ALBANY -- A project that has been in the works for many years is finally starting to see some progress.
Demolition on the site formerly occupied by Byne Memorial Baptist Church in downtown Albany is currently under way to prepare for a new SOWEGA Council on Aging senior center to be built on the property.
"A couple of weeks ago we received final permission to begin demolition and construction," said Kay Hind, the council's executive director.
The properties at the council's disposal include the old Byne church building, the church's educational wing, a gymnasium and school building, the church's former administration office and some old homes sitting on the property -- including one that once belonged to Nelson Tift, the founder of Albany.
The project's first step will be to demolish structures that will not be used as part of the center, after which renovation will begin on the building that will be utilized.
"We are saving the large building to use as an office building and a senior center," Hind said. "Our goal is to have a state-of-the-art facility available to all senior citizens."
The first floor of the building will be used for office space, while the senior center will be on the second floor.

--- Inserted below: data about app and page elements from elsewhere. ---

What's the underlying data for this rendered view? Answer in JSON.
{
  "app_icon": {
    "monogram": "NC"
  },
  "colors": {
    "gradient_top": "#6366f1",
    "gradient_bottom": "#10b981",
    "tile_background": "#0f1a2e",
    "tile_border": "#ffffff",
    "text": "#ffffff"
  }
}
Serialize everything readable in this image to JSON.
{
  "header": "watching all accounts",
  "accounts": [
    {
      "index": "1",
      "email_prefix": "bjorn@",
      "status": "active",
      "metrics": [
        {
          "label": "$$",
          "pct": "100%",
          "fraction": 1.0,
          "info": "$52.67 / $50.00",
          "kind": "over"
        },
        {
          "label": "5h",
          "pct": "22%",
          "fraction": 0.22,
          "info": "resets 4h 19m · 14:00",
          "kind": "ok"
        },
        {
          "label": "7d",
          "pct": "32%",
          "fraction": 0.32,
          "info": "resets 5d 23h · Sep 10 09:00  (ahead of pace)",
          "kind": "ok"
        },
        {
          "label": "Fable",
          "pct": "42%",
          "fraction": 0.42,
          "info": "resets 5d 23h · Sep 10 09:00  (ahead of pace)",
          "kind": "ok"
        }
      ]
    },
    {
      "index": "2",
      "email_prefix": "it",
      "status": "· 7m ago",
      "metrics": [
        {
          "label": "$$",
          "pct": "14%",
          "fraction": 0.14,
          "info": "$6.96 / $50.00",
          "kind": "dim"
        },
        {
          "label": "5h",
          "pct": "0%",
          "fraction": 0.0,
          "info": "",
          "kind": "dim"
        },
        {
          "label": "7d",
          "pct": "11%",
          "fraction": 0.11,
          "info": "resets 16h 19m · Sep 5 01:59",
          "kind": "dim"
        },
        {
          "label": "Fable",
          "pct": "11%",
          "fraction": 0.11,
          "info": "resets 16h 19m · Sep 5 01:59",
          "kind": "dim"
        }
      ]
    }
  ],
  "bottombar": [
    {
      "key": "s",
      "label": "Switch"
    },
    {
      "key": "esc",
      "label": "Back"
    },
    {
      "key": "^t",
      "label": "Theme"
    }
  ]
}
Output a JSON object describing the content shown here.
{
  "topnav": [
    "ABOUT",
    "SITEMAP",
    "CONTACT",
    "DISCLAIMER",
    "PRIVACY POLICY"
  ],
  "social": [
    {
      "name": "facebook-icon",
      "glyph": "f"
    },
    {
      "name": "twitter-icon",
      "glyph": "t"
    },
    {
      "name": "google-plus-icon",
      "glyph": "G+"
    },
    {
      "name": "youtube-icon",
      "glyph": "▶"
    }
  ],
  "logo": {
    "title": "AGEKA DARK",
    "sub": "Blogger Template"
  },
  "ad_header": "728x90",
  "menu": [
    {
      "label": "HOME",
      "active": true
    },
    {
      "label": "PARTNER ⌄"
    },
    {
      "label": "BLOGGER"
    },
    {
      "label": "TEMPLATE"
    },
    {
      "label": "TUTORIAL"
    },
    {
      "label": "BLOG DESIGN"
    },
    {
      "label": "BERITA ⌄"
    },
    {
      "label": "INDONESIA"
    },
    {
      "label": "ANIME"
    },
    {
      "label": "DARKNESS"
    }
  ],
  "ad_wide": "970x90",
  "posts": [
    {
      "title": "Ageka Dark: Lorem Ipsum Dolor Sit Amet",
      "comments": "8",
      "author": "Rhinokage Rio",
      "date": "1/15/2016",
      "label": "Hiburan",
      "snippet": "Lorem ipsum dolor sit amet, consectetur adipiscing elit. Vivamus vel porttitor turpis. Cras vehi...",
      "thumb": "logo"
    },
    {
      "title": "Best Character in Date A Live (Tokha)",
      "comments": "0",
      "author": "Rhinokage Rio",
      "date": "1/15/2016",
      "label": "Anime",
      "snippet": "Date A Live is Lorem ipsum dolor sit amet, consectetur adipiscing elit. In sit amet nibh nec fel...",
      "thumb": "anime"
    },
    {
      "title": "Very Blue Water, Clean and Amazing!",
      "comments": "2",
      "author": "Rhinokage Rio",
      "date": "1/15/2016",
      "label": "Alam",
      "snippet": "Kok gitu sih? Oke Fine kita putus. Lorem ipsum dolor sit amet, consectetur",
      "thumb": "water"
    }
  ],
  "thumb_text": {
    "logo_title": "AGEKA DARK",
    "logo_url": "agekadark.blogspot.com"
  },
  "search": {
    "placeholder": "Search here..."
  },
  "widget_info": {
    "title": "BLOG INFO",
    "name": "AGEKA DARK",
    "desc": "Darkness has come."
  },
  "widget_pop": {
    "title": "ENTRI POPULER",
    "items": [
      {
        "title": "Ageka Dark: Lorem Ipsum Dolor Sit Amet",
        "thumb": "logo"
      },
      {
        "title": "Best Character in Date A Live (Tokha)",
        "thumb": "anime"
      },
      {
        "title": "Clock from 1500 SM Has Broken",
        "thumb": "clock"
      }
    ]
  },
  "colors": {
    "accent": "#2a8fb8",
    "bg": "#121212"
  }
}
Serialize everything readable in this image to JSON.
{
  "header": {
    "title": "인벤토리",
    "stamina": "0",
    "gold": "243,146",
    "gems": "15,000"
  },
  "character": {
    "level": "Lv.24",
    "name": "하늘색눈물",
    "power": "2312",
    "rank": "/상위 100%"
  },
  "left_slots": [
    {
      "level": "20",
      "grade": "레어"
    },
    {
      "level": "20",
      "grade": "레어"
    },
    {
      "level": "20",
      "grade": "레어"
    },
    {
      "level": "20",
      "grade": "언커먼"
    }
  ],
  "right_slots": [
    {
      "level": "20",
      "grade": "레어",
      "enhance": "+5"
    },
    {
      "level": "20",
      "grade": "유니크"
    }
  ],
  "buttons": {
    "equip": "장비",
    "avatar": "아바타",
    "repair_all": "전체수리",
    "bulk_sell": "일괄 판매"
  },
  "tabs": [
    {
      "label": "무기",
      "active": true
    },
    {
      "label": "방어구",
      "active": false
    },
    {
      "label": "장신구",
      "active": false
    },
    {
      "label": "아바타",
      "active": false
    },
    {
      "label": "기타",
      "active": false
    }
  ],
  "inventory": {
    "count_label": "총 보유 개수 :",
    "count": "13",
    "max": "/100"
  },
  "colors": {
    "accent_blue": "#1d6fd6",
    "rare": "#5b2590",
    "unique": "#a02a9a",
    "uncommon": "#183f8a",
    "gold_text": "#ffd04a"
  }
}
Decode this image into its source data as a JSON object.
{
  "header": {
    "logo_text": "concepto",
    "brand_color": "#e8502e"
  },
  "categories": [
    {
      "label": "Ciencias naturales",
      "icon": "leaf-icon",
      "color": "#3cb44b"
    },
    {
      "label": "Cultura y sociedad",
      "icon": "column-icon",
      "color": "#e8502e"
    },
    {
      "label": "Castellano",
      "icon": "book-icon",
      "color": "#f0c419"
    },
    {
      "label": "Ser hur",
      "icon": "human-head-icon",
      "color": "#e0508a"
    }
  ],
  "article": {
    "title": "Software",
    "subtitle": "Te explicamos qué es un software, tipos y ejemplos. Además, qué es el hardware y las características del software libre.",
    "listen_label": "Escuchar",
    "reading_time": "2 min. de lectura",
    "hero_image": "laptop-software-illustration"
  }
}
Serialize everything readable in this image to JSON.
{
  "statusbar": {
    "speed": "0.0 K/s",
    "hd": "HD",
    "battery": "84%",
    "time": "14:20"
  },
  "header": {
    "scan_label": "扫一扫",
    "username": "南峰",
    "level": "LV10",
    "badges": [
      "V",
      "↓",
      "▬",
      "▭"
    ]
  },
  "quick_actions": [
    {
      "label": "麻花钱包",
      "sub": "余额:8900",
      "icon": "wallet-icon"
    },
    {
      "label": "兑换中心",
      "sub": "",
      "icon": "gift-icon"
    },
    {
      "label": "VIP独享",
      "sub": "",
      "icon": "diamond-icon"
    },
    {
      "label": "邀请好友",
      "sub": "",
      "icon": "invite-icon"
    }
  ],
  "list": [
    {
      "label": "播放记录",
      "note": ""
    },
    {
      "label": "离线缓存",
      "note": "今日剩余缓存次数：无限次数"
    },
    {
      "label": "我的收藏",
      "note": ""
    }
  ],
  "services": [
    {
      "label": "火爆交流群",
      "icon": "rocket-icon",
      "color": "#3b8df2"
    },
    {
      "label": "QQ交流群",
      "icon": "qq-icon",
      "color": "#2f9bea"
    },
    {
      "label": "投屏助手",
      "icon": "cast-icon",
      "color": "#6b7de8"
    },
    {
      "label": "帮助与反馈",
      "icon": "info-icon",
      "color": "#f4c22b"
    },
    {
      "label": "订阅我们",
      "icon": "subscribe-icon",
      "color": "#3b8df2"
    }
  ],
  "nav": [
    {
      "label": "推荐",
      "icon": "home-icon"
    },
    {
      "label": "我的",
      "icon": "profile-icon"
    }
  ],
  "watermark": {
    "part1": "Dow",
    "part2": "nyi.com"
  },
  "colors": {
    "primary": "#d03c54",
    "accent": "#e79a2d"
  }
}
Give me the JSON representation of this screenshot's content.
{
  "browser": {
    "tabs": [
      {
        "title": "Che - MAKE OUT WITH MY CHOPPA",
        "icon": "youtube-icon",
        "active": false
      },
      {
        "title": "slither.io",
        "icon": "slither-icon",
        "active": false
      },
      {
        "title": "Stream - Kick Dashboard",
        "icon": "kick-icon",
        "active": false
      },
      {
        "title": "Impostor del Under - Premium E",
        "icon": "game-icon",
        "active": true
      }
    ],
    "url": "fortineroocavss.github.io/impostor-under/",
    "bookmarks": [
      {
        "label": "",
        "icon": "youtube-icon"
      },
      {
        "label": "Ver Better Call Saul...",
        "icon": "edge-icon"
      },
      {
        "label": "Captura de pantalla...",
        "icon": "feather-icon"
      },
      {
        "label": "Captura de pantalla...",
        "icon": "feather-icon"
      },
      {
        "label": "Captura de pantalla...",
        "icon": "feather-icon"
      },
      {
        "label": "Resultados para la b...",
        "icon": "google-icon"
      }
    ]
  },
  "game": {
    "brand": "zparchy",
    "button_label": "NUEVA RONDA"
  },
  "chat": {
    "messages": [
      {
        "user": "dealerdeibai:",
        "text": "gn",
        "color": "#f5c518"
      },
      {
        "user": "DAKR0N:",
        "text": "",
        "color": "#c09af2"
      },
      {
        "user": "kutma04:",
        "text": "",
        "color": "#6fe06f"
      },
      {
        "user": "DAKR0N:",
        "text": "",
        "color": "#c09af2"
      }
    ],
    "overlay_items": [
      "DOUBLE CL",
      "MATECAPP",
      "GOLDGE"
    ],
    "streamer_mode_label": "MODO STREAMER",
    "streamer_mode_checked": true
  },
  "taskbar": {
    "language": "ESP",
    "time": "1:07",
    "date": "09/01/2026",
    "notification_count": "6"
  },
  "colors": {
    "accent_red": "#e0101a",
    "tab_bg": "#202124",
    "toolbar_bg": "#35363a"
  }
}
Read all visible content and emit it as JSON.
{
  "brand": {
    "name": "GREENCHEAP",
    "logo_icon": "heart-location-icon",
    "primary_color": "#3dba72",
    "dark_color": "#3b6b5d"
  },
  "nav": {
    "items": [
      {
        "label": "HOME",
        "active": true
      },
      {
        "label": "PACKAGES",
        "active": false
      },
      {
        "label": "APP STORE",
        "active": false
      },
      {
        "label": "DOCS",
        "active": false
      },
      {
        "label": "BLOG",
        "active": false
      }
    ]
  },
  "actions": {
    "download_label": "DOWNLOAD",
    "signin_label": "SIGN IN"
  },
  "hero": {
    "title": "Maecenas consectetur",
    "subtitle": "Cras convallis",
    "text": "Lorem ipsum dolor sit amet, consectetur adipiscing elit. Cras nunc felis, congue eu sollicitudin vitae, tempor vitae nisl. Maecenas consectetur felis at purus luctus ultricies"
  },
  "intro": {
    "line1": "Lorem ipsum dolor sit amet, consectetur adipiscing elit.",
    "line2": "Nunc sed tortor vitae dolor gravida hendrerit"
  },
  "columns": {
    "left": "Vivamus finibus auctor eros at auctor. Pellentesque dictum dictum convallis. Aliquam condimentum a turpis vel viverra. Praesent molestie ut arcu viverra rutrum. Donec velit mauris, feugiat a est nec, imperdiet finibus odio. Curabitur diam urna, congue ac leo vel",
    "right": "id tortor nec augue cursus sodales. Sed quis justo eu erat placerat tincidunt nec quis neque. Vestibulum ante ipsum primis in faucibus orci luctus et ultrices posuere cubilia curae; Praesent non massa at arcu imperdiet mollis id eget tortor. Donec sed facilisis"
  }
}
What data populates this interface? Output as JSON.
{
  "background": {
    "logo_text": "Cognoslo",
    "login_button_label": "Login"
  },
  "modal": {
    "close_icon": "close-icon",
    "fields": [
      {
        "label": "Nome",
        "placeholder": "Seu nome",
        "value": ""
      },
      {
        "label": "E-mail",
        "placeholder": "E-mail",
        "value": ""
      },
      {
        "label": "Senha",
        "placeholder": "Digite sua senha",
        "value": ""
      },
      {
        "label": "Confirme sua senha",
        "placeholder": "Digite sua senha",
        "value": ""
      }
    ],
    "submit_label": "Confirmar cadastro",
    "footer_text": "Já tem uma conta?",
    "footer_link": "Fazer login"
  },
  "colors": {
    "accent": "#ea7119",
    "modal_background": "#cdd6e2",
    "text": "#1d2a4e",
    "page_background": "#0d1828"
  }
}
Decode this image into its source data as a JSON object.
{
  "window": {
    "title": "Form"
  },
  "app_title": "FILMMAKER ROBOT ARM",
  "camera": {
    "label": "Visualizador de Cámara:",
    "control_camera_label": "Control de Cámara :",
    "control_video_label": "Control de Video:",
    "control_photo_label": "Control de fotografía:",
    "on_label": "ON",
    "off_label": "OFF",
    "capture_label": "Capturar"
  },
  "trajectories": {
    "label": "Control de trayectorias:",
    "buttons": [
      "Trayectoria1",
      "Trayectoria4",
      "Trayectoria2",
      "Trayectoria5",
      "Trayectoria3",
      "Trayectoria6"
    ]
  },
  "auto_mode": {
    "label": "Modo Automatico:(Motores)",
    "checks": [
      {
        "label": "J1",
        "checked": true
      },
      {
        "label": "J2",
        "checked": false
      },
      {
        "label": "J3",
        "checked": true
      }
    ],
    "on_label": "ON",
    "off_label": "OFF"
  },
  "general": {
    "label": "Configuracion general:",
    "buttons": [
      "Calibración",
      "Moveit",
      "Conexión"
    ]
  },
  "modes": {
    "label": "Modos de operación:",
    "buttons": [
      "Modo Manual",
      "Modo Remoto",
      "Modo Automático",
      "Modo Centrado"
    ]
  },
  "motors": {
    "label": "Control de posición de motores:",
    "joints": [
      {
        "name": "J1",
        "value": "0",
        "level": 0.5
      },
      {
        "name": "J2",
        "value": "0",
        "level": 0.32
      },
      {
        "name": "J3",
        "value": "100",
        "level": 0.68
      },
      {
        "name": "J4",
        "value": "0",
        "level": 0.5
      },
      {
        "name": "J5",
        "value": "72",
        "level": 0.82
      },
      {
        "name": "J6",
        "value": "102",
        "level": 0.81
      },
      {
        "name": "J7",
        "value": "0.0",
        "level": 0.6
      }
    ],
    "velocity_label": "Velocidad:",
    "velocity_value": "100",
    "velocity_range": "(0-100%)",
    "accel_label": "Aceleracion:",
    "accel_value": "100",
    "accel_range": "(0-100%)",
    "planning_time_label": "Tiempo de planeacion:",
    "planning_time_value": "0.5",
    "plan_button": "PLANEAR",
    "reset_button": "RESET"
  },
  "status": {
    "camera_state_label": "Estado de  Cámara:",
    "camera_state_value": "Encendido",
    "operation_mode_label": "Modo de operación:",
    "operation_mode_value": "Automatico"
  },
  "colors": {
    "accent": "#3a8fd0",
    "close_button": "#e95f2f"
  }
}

The facility includes 33,587 square feet. There are no current plans for the former Tift home, but crews will be demolishing the sections that were added over time, leaving just the two-room original structure, Hind said.
Hind said that a capital fundraising project will be held to continue to bring money for the project together, but it is unclear at this point what that effort will entail.
Walking paths and exercise equipment is included in the current plan for the site. Officials plan to build a community center once funds become available, Hind said.
"One of the first priorities is to raise money for the first building," she said. "We are just at the beginning. I feel confident the money will come together."
The purpose behind developing the facility is to accommodate growth, as some of the existing centers in the area don't have the luxury of expanding.
"One of the reasons we want a new center is because we want one large enough to bring additional people and programs," Hind explained. "We have a lot of ideas for programs and activities. We think it will be an asset.
"I'm just pleased we are finally able to move forward with it. We feel like we are doing something not only for older people but for the entire city."
Hind said it is too early to speculate about a completion date.
The property is on a block bound by Society Avenue, Jefferson Street, First Avenue and Jackson Street. Once completed, the center will be accessible from First and Society. The property, which was initially purchased a few years earlier, was donated to the Council on Aging by Phoebe Putney Memorial Hospital in 2008.
"Phoebe bought it and deeded it to us," Hind said.
While the senior center was not Phoebe's original intent for the property, those with the health system say they are happy with what is being invested into it.
"When we purchased the property, our goal was to continue to (pursue) health-related neighbors," said hospital CEO Joel Wernick. "The Council was looking for a new location. When we suggested to the Council we had land to suit their needs, they felt it met their vision.
"We're excited about the potential for the community to have a new senior center. We're excited to see demolition (and construction) and will be watching it closely."